- **Brief**:
Return each line of the data below that contains the string "FANTASIA".

- **Material shown**:
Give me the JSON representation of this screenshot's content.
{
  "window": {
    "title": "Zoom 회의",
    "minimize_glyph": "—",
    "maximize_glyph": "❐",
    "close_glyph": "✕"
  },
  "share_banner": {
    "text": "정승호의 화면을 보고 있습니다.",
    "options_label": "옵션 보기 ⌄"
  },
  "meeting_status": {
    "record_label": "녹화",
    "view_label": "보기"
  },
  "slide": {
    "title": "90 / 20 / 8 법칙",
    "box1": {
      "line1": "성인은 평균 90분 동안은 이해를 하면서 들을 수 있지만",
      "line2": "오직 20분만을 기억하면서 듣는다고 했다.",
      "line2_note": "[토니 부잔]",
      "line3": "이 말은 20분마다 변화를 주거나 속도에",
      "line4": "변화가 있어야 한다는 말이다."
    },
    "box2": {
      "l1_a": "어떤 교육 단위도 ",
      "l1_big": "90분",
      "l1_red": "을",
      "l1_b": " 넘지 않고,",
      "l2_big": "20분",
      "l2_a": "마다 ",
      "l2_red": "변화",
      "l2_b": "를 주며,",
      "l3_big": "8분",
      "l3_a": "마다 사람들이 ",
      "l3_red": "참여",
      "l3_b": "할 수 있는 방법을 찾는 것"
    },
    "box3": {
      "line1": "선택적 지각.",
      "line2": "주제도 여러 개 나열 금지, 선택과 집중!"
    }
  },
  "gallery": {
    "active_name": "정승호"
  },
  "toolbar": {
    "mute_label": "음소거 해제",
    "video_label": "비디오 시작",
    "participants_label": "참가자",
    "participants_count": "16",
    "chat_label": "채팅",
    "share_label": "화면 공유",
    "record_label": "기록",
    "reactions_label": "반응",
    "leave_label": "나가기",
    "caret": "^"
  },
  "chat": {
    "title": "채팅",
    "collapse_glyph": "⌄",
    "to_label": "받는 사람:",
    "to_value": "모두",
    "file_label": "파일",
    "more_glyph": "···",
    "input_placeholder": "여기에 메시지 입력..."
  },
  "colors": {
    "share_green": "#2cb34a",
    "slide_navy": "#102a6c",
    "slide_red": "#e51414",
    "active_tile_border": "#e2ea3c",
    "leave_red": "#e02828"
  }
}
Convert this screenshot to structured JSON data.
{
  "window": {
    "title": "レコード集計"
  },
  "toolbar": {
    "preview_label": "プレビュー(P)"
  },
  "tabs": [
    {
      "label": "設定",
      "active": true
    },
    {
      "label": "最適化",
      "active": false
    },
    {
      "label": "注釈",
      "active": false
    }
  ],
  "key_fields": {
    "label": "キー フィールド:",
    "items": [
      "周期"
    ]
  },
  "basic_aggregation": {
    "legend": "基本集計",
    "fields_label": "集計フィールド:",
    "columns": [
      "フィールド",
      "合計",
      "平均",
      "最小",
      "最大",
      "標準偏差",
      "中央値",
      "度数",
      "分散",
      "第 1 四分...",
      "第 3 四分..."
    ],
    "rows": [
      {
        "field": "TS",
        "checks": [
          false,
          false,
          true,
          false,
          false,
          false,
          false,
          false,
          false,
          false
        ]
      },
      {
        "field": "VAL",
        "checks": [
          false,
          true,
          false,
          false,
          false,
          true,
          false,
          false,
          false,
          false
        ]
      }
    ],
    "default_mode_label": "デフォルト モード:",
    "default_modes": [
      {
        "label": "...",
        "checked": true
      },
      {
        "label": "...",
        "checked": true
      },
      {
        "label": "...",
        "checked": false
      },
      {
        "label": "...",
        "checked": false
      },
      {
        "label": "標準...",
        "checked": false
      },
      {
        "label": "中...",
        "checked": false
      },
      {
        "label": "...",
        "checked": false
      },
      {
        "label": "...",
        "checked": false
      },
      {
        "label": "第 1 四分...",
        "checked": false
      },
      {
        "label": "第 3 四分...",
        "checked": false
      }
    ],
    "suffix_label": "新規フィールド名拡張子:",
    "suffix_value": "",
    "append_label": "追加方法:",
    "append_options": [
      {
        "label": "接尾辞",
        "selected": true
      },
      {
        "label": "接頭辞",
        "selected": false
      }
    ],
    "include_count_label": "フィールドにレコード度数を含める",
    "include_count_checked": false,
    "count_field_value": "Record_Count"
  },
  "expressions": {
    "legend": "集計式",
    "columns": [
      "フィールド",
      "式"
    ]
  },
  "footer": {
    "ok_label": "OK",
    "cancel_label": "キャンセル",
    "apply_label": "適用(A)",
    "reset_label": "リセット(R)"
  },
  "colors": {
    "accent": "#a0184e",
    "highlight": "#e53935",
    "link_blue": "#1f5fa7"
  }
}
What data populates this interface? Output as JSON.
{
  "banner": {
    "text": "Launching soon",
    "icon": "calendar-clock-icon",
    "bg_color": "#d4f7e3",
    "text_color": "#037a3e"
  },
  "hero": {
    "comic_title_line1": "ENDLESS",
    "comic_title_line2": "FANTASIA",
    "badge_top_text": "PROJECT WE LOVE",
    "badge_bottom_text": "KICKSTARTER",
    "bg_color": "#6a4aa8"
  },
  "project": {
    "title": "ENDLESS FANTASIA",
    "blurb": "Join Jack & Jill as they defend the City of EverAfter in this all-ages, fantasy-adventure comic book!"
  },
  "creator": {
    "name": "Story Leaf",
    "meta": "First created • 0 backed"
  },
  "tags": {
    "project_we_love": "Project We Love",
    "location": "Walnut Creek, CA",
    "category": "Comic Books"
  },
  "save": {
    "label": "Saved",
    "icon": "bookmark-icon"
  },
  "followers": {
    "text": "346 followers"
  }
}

- **Written solution**:
    "comic_title_line2": "FANTASIA",
    "title": "ENDLESS FANTASIA",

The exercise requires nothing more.